Data records for software interfaces:
Content starts

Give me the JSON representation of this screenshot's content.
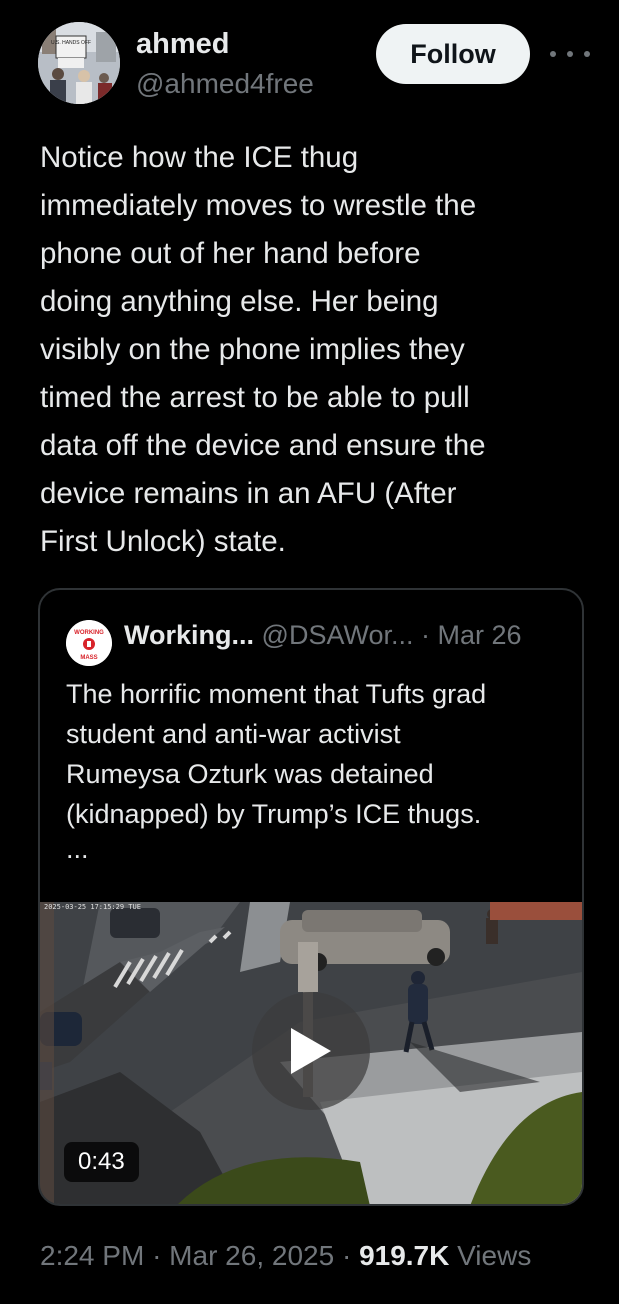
{
  "author": {
    "name": "ahmed",
    "handle": "@ahmed4free",
    "avatar_icon": "protest-photo-avatar",
    "avatar_sign_text": "U.S. HANDS OFF"
  },
  "follow_label": "Follow",
  "more_icon": "more-horizontal-icon",
  "tweet_text": "Notice how the ICE thug\nimmediately moves to wrestle the\nphone out of her hand before\ndoing anything else. Her being\nvisibly on the phone implies they\ntimed the arrest to be able to pull\ndata off the device and ensure the\ndevice remains in an AFU (After\nFirst Unlock) state.",
  "quote": {
    "avatar_icon": "working-mass-logo",
    "avatar_top_text": "WORKING",
    "avatar_bottom_text": "MASS",
    "name": "Working...",
    "handle": "@DSAWor...",
    "separator": "·",
    "date": "Mar 26",
    "text": "The horrific moment that Tufts grad\nstudent and anti-war activist\nRumeysa Ozturk was detained\n(kidnapped) by Trump’s ICE thugs.",
    "ellipsis": "...",
    "video": {
      "timestamp": "2025-03-25 17:15:29 TUE",
      "duration": "0:43",
      "play_icon": "play-icon"
    }
  },
  "footer": {
    "time": "2:24 PM",
    "sep1": "·",
    "date": "Mar 26, 2025",
    "sep2": "·",
    "views_count": "919.7K",
    "views_label": "Views"
  },
  "colors": {
    "background": "#000000",
    "text": "#e7e9ea",
    "secondary": "#71767b",
    "border": "#2f3336",
    "follow_bg": "#eff3f4"
  }
}
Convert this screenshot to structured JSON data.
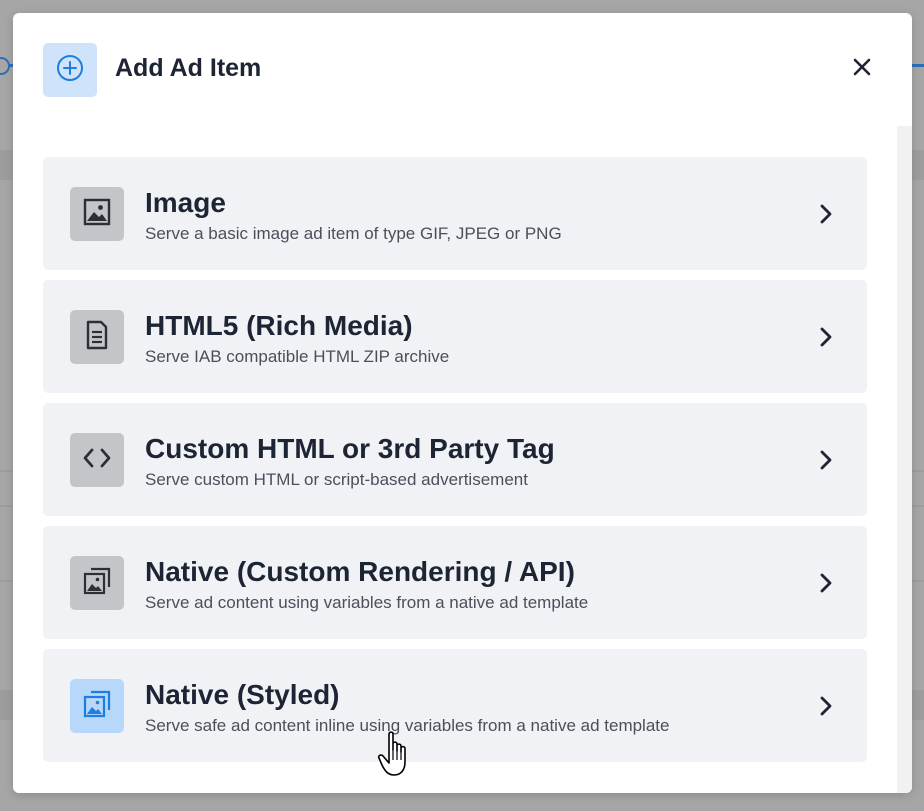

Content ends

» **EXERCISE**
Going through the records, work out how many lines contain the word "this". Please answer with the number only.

» **RESPONSE**
2